How do I qualify for Medicare if I’m disabled?
- Anyone approved for Social Security disability insurance (SSDI) benefits will also qualify for Medicare.
- People approved to receive Supplemental Security Income (SSI) receive Medicaid benefits.
- Medicare will automatically start for SSDI recipients 24 months after their date of entitlement.
Individuals with qualifying disabilities are eligible to enroll in Medicare, including:
- Part A – Hospital insurance
- Part B – Medicare insurance
- Part C – Private HMO, PPO and PFFS health insurance plans
- Part D – Private prescription drug plan coverage
People under age 65, who have been receiving Social Security disability benefits for more than 24 months, qualifies to receive Medicare benefits. Enrollment is automatic on the 25th month of SSDI benefits. There are two exceptions. People diagnosed with End Stage Renal Disease (ESRD) or Amyotropic Lateral Sclerosis (ALS, also known as Lou Gehrig’s disease), do not have a waiting period.
Medicare Disability Eligibility Requirements
- You are disabled, of any age, and receiving worker’s disability benefits.
- You are a disabled widow/widower age 50 or older, or
- You are a disabled beneficiary over the age of 18 receiving benefits based on a disability that occurred before age 22.
- Individuals disabled by renal disease, who requires dialysis or a kidney transplant, and who is fully or currently insured or entitled to payments either under the Social Security Act or the Railroad Retirement Act is entitled to enroll in Medicare. His or her spouse and dependent children are also entitled to enroll in Medicare.
- Individuals disabled by ALS.
Medicare Disability Benefits After Returning to Work
If you go back to work and no longer receive Social Security disability benefits, you qualify for Medicare coverage for an additional 93 months after going back to work. The extension in coverage only applies if your disabling condition still exists, even though it does not prevent you from working. After the coverage extension ends, you can purchase Medicare Part A. In this case, you may qualify for premium assistance through your state’s Medicaid program.
If you re-qualify to receive Social Security disability benefits you are automatically eligible for Medicare coverage. In this case there’s no waiting period. This rule only applies to workers who re-qualify within five years of their previous entitlement period (seven years for widows/widowers and dependent children).

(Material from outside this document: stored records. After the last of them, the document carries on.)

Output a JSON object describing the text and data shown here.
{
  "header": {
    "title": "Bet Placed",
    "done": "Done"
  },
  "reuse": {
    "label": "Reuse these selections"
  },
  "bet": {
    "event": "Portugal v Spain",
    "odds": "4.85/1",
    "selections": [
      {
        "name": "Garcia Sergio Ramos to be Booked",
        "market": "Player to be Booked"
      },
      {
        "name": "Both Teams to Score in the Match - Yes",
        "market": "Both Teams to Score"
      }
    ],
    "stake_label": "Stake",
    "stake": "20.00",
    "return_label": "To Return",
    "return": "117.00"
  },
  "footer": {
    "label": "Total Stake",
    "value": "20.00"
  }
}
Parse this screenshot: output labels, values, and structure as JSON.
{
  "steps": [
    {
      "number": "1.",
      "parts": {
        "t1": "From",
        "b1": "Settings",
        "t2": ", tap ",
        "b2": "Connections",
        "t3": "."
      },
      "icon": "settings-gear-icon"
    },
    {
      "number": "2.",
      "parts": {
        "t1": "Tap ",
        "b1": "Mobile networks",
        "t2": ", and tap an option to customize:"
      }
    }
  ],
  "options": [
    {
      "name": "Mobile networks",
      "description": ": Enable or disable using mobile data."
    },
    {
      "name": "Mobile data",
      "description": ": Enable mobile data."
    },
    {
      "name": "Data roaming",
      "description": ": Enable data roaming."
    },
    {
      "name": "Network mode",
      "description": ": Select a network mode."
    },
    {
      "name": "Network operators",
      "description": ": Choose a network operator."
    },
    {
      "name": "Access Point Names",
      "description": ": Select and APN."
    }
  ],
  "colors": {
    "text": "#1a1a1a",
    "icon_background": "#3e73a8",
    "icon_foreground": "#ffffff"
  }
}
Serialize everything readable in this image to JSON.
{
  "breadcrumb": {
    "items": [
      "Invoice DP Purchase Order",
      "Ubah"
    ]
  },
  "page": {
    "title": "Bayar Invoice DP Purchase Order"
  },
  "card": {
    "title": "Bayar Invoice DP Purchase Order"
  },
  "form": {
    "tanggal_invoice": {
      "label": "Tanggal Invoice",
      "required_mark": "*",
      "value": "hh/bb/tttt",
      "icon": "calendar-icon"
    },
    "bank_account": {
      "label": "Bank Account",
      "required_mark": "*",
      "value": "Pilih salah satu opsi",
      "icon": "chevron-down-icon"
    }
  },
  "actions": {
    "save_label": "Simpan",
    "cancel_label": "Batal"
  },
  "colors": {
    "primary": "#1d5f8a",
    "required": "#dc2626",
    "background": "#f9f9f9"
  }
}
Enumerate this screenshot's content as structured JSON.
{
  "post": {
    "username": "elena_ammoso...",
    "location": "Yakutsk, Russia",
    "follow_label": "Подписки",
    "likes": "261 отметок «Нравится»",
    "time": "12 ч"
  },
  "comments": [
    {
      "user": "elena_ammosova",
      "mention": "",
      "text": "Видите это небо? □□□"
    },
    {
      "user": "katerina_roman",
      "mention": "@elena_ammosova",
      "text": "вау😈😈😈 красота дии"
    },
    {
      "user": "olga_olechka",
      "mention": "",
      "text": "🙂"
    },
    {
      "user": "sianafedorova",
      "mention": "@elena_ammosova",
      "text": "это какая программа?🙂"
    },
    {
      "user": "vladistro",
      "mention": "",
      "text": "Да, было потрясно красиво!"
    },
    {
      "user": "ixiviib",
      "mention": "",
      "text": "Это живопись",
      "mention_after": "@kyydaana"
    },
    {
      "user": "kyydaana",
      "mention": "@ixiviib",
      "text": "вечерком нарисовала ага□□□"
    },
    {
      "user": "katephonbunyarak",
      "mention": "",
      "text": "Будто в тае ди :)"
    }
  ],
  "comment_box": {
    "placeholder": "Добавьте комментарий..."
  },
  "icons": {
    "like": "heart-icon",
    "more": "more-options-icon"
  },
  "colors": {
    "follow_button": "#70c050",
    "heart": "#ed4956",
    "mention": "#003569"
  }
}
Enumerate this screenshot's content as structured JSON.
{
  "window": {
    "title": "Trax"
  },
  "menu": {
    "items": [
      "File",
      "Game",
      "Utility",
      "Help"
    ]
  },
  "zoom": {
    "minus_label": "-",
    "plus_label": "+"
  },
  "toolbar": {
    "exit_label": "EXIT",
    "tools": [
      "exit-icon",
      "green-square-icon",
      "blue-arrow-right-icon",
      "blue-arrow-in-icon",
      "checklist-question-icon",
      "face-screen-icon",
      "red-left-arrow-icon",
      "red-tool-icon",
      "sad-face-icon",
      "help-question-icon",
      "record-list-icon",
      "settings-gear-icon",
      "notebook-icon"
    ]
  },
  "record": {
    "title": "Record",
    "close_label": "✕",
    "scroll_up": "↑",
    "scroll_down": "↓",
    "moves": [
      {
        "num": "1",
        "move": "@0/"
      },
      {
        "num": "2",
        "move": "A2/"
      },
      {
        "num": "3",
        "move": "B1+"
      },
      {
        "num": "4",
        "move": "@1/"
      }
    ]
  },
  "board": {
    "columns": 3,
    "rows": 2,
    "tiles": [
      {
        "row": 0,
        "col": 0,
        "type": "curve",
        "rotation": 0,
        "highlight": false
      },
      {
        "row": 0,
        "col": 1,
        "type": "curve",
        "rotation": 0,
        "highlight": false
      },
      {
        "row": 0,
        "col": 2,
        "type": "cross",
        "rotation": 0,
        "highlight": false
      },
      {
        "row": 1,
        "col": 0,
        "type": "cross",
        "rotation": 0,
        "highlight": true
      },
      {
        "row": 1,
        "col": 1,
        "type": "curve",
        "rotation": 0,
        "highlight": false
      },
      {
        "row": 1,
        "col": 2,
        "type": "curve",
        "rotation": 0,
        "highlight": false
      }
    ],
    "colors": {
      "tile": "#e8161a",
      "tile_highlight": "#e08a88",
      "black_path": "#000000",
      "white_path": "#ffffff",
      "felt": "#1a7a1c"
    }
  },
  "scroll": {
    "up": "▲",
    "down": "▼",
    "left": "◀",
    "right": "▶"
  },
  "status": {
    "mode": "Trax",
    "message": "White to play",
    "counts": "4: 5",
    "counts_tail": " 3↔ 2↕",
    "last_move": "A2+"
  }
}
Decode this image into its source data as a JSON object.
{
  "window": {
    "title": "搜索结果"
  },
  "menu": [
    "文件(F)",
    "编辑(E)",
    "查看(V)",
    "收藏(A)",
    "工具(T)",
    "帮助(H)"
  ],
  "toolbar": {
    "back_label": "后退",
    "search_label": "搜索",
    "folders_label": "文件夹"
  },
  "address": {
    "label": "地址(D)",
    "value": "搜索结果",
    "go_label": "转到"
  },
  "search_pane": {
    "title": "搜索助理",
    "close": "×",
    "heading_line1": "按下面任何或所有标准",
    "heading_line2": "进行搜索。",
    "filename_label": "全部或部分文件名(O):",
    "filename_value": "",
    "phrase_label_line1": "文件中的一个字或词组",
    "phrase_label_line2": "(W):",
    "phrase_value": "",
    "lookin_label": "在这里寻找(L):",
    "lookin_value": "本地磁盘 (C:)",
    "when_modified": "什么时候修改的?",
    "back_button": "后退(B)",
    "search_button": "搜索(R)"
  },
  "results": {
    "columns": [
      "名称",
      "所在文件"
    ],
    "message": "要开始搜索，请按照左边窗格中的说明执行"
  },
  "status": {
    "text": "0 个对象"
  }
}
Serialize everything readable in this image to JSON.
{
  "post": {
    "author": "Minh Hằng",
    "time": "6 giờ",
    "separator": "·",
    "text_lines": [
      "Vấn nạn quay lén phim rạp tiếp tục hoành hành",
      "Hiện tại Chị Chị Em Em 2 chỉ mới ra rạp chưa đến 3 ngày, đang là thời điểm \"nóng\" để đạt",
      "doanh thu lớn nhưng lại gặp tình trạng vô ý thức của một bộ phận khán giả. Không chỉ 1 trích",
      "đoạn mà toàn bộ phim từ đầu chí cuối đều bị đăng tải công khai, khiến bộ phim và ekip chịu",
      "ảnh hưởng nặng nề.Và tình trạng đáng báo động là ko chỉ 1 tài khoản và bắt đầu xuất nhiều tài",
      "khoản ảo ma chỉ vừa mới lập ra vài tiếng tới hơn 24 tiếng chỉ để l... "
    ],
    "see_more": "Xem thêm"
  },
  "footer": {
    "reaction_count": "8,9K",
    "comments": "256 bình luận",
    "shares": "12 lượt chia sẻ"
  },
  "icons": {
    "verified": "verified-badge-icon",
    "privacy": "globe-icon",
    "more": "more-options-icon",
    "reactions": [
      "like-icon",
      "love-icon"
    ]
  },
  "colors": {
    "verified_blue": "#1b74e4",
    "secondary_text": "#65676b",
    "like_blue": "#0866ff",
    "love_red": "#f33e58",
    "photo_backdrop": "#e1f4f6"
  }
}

What Medicare Benefits are available to people with disabilities?
Medicare is Medicare. The benefits are the same no matter how you qualify (age or disability). If you have SSDI, the full range of healthcare coverage benefits are available to you. Coverage includes medically necessary hospital, skilled nursing, home health, and physician services. Unless you qualify for a low-income assistance program, you are responsible for about 20 percent of your major medical costs.
- Medicare Special Needs Plans
- Medicare Medical Savings Account (MSA) Plans
- What are My Medicare Cost Sharing Obligations?